| Task directions |
The answer should be each line of the records that contains the word "JSON"; please copy them all.

━━━━━━

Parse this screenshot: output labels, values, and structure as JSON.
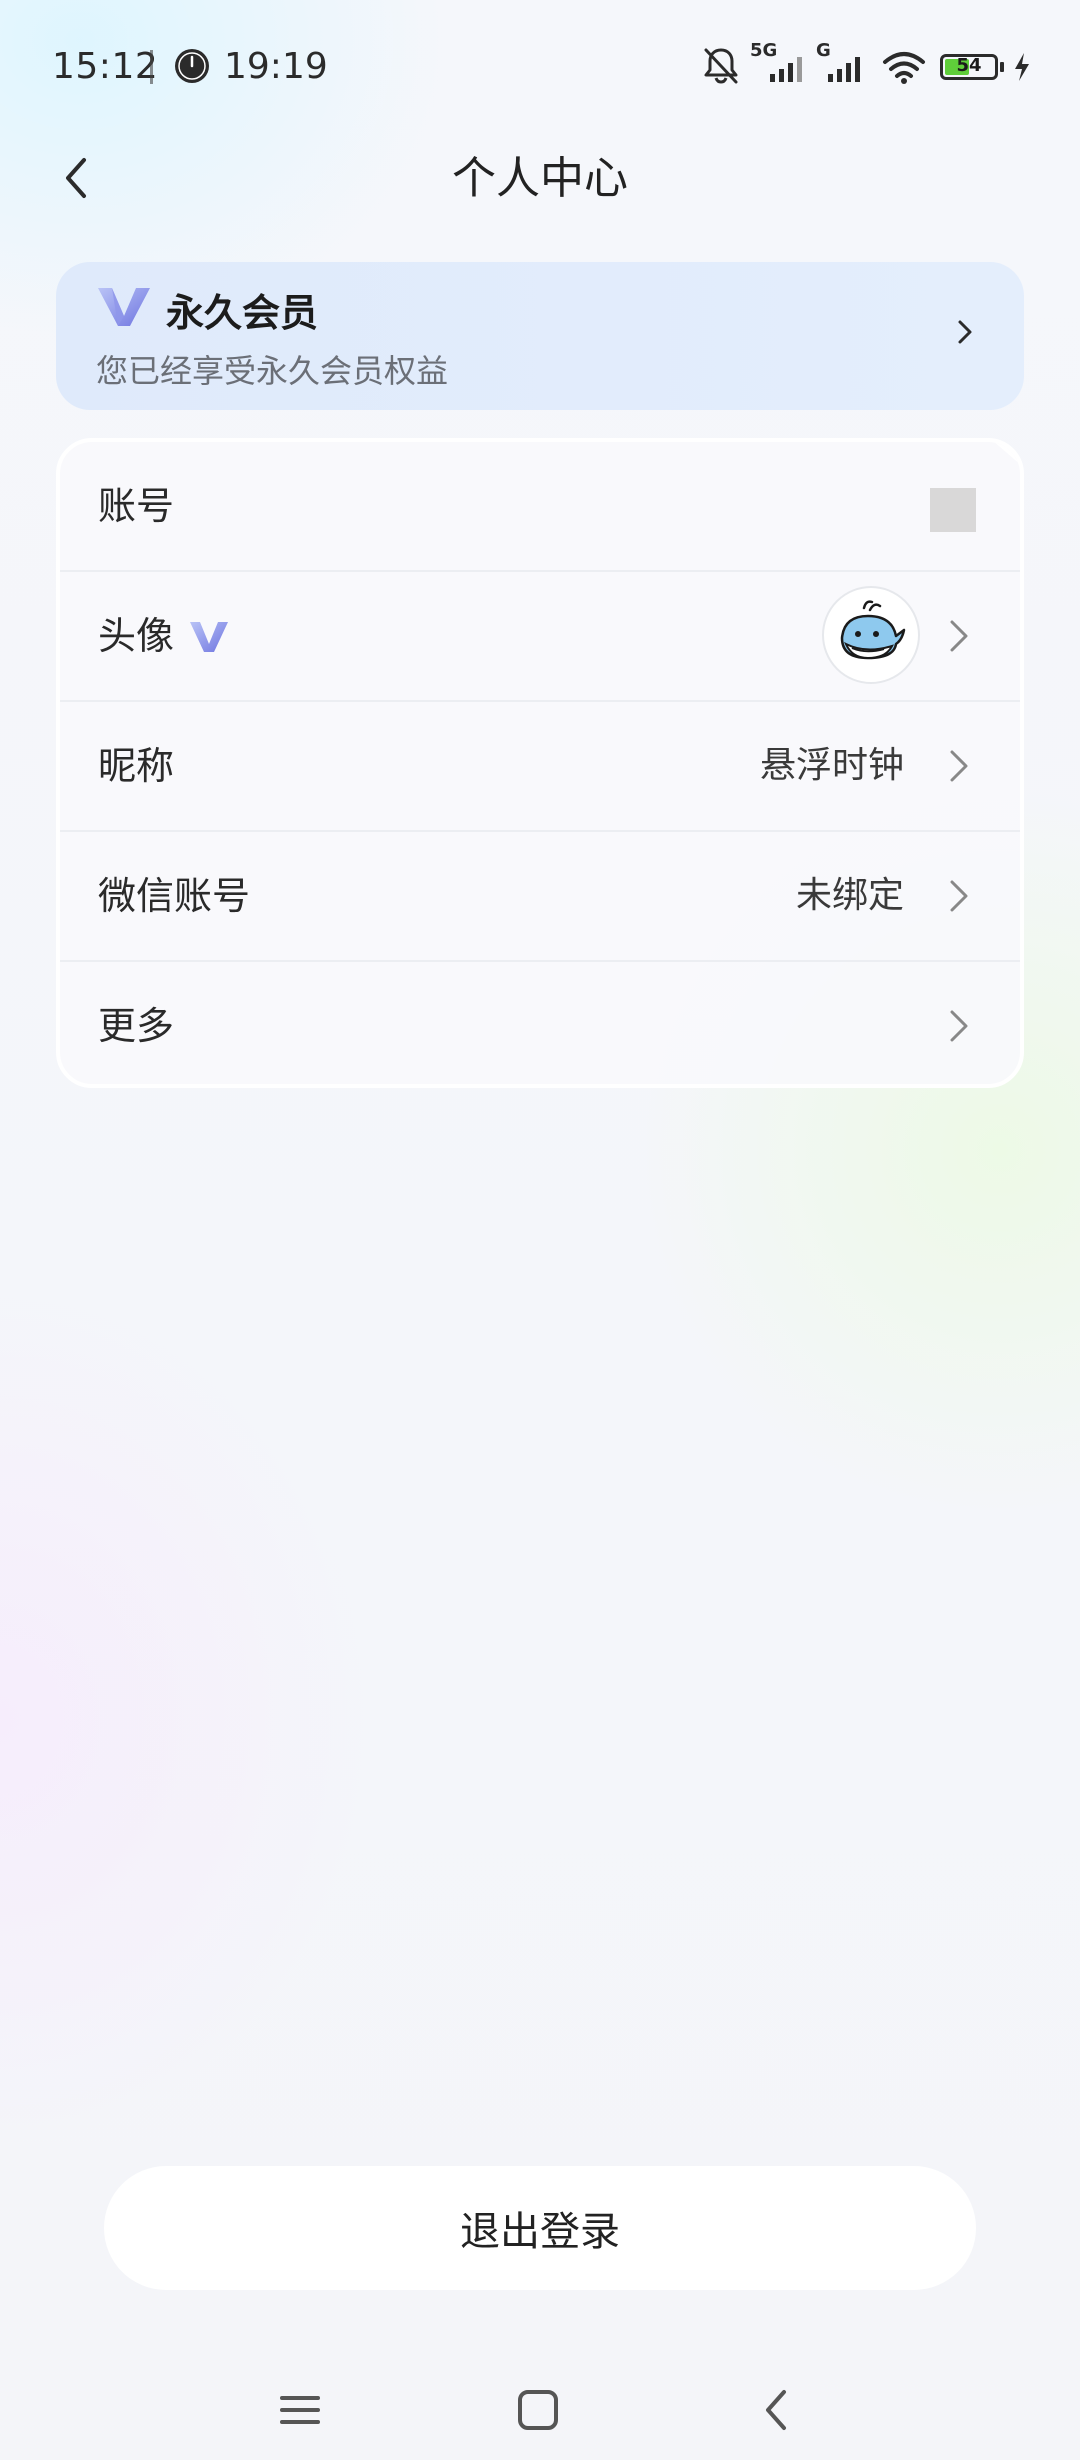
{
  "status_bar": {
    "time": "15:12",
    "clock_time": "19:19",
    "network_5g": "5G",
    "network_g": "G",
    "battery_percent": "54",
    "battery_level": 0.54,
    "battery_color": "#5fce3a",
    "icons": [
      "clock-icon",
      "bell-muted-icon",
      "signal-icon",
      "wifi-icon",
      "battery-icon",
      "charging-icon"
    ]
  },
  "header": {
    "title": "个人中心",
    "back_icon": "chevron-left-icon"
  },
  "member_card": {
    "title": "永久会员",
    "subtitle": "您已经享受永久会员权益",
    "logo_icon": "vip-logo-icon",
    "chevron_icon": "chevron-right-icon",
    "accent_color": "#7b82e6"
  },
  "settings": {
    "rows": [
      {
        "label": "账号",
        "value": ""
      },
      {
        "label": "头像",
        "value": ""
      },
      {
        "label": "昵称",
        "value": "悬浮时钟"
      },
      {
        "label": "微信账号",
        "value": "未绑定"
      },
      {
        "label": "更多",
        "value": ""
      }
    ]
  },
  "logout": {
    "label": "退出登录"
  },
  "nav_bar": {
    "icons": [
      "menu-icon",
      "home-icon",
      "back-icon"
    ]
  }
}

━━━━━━

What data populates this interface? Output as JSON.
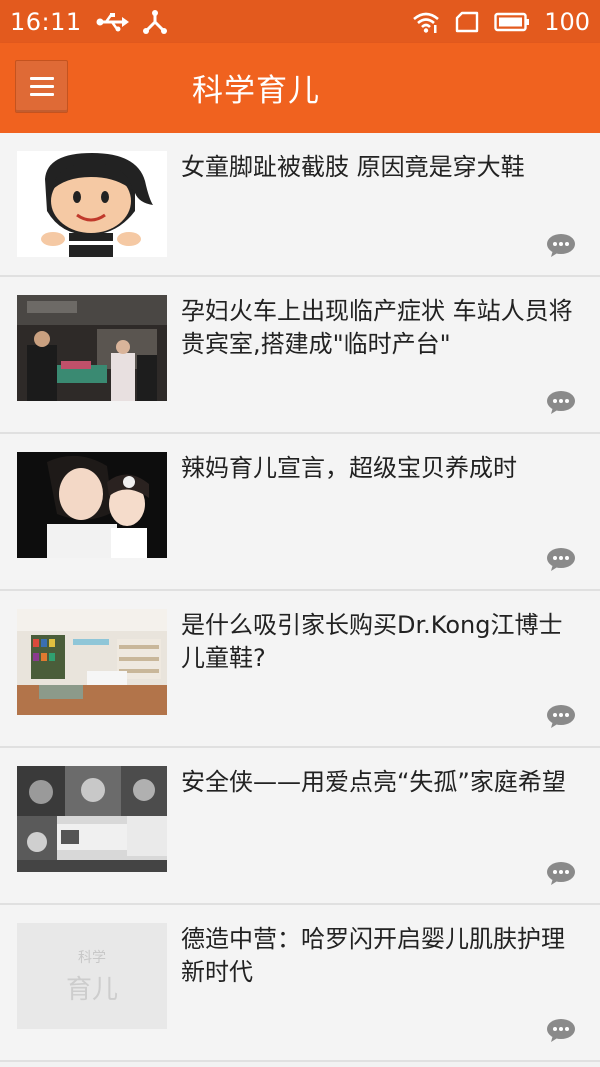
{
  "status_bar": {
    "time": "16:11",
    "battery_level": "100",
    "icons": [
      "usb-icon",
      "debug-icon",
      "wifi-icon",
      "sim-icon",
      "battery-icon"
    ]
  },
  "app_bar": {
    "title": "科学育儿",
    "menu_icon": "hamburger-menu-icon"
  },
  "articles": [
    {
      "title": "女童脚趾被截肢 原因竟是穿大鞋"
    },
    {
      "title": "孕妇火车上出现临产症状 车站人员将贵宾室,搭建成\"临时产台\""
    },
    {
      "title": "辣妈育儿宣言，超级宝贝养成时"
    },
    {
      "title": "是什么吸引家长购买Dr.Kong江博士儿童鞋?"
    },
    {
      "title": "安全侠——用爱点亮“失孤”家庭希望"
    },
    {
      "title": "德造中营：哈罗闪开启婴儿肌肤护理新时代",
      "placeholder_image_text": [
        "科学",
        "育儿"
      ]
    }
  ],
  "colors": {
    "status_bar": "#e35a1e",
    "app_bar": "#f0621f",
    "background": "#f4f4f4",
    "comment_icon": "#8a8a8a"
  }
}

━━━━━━

| Task response |
Parse this screenshot: output labels, values, and structure as JSON.
What data populates this interface? Output as JSON.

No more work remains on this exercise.